**Recorded information:**
------------------------------
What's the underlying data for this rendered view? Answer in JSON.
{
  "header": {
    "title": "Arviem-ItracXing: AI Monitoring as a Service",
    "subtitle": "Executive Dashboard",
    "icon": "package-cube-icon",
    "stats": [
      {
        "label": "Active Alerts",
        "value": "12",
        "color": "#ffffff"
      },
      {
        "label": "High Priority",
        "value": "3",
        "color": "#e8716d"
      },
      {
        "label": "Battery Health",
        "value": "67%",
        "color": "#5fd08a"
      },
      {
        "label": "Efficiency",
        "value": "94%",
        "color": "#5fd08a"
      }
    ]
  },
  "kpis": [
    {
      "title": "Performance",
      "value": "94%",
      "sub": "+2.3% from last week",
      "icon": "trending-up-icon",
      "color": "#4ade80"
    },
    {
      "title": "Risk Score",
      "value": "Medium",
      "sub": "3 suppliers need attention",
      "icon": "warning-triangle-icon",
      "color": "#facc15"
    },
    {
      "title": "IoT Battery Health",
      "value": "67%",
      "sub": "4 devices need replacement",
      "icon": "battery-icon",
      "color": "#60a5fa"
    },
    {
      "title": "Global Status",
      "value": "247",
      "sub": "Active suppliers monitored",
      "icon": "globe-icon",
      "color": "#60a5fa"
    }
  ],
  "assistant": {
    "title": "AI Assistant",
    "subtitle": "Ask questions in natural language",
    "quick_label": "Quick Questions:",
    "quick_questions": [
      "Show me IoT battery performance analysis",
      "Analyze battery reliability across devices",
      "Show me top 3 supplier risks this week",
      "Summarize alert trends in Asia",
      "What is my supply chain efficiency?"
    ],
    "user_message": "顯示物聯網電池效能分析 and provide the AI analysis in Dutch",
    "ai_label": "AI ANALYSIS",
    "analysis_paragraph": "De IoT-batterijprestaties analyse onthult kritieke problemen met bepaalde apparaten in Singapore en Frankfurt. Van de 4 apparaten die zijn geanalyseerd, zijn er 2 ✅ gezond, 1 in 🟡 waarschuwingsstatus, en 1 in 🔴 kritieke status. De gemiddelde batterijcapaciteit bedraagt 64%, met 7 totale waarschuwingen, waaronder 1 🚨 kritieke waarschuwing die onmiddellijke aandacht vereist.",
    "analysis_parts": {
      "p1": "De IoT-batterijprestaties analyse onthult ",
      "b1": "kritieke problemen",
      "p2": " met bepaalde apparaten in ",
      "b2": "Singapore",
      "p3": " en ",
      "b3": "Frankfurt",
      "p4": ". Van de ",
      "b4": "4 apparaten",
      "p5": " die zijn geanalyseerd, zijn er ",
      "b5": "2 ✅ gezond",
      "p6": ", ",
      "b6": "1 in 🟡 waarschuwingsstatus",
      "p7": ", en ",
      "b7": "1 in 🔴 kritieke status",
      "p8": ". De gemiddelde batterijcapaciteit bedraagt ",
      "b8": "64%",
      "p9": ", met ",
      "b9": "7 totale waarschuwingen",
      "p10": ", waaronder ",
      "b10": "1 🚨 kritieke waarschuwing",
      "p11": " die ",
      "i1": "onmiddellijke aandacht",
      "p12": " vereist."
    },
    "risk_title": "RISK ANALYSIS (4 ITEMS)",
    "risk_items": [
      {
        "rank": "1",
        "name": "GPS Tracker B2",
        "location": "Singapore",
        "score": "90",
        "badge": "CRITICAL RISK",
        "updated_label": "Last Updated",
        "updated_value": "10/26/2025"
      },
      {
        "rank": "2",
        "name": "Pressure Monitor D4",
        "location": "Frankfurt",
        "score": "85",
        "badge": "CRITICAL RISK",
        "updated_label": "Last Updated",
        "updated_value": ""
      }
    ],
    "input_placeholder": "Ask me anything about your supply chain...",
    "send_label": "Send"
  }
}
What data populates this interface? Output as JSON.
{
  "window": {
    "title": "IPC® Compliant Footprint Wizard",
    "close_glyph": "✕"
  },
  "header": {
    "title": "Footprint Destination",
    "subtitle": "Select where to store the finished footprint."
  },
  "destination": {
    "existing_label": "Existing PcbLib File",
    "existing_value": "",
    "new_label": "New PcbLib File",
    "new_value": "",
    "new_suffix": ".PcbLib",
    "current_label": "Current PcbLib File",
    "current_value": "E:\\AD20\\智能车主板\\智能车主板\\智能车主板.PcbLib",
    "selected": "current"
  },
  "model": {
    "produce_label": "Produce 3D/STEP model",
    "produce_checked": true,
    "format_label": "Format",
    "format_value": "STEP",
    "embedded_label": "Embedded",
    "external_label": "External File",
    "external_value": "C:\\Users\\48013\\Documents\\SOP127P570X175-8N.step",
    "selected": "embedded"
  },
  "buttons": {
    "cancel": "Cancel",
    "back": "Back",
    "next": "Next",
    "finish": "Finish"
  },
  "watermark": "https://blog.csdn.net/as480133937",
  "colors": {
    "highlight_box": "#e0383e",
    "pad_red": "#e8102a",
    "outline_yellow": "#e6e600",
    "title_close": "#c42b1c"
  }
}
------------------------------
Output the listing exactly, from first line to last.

What's the underlying data for this rendered view? Answer in JSON.
{
  "header": {
    "title": "Arviem-ItracXing: AI Monitoring as a Service",
    "subtitle": "Executive Dashboard",
    "icon": "package-cube-icon",
    "stats": [
      {
        "label": "Active Alerts",
        "value": "12",
        "color": "#ffffff"
      },
      {
        "label": "High Priority",
        "value": "3",
        "color": "#e8716d"
      },
      {
        "label": "Battery Health",
        "value": "67%",
        "color": "#5fd08a"
      },
      {
        "label": "Efficiency",
        "value": "94%",
        "color": "#5fd08a"
      }
    ]
  },
  "kpis": [
    {
      "title": "Performance",
      "value": "94%",
      "sub": "+2.3% from last week",
      "icon": "trending-up-icon",
      "color": "#4ade80"
    },
    {
      "title": "Risk Score",
      "value": "Medium",
      "sub": "3 suppliers need attention",
      "icon": "warning-triangle-icon",
      "color": "#facc15"
    },
    {
      "title": "IoT Battery Health",
      "value": "67%",
      "sub": "4 devices need replacement",
      "icon": "battery-icon",
      "color": "#60a5fa"
    },
    {
      "title": "Global Status",
      "value": "247",
      "sub": "Active suppliers monitored",
      "icon": "globe-icon",
      "color": "#60a5fa"
    }
  ],
  "assistant": {
    "title": "AI Assistant",
    "subtitle": "Ask questions in natural language",
    "quick_label": "Quick Questions:",
    "quick_questions": [
      "Show me IoT battery performance analysis",
      "Analyze battery reliability across devices",
      "Show me top 3 supplier risks this week",
      "Summarize alert trends in Asia",
      "What is my supply chain efficiency?"
    ],
    "user_message": "顯示物聯網電池效能分析 and provide the AI analysis in Dutch",
    "ai_label": "AI ANALYSIS",
    "analysis_paragraph": "De IoT-batterijprestaties analyse onthult kritieke problemen met bepaalde apparaten in Singapore en Frankfurt. Van de 4 apparaten die zijn geanalyseerd, zijn er 2 ✅ gezond, 1 in 🟡 waarschuwingsstatus, en 1 in 🔴 kritieke status. De gemiddelde batterijcapaciteit bedraagt 64%, met 7 totale waarschuwingen, waaronder 1 🚨 kritieke waarschuwing die onmiddellijke aandacht vereist.",
    "analysis_parts": {
      "p1": "De IoT-batterijprestaties analyse onthult ",
      "b1": "kritieke problemen",
      "p2": " met bepaalde apparaten in ",
      "b2": "Singapore",
      "p3": " en ",
      "b3": "Frankfurt",
      "p4": ". Van de ",
      "b4": "4 apparaten",
      "p5": " die zijn geanalyseerd, zijn er ",
      "b5": "2 ✅ gezond",
      "p6": ", ",
      "b6": "1 in 🟡 waarschuwingsstatus",
      "p7": ", en ",
      "b7": "1 in 🔴 kritieke status",
      "p8": ". De gemiddelde batterijcapaciteit bedraagt ",
      "b8": "64%",
      "p9": ", met ",
      "b9": "7 totale waarschuwingen",
      "p10": ", waaronder ",
      "b10": "1 🚨 kritieke waarschuwing",
      "p11": " die ",
      "i1": "onmiddellijke aandacht",
      "p12": " vereist."
    },
    "risk_title": "RISK ANALYSIS (4 ITEMS)",
    "risk_items": [
      {
        "rank": "1",
        "name": "GPS Tracker B2",
        "location": "Singapore",
        "score": "90",
        "badge": "CRITICAL RISK",
        "updated_label": "Last Updated",
        "updated_value": "10/26/2025"
      },
      {
        "rank": "2",
        "name": "Pressure Monitor D4",
        "location": "Frankfurt",
        "score": "85",
        "badge": "CRITICAL RISK",
        "updated_label": "Last Updated",
        "updated_value": ""
      }
    ],
    "input_placeholder": "Ask me anything about your supply chain...",
    "send_label": "Send"
  }
}
What data populates this interface? Output as JSON.
{
  "window": {
    "title": "IPC® Compliant Footprint Wizard",
    "close_glyph": "✕"
  },
  "header": {
    "title": "Footprint Destination",
    "subtitle": "Select where to store the finished footprint."
  },
  "destination": {
    "existing_label": "Existing PcbLib File",
    "existing_value": "",
    "new_label": "New PcbLib File",
    "new_value": "",
    "new_suffix": ".PcbLib",
    "current_label": "Current PcbLib File",
    "current_value": "E:\\AD20\\智能车主板\\智能车主板\\智能车主板.PcbLib",
    "selected": "current"
  },
  "model": {
    "produce_label": "Produce 3D/STEP model",
    "produce_checked": true,
    "format_label": "Format",
    "format_value": "STEP",
    "embedded_label": "Embedded",
    "external_label": "External File",
    "external_value": "C:\\Users\\48013\\Documents\\SOP127P570X175-8N.step",
    "selected": "embedded"
  },
  "buttons": {
    "cancel": "Cancel",
    "back": "Back",
    "next": "Next",
    "finish": "Finish"
  },
  "watermark": "https://blog.csdn.net/as480133937",
  "colors": {
    "highlight_box": "#e0383e",
    "pad_red": "#e8102a",
    "outline_yellow": "#e6e600",
    "title_close": "#c42b1c"
  }
}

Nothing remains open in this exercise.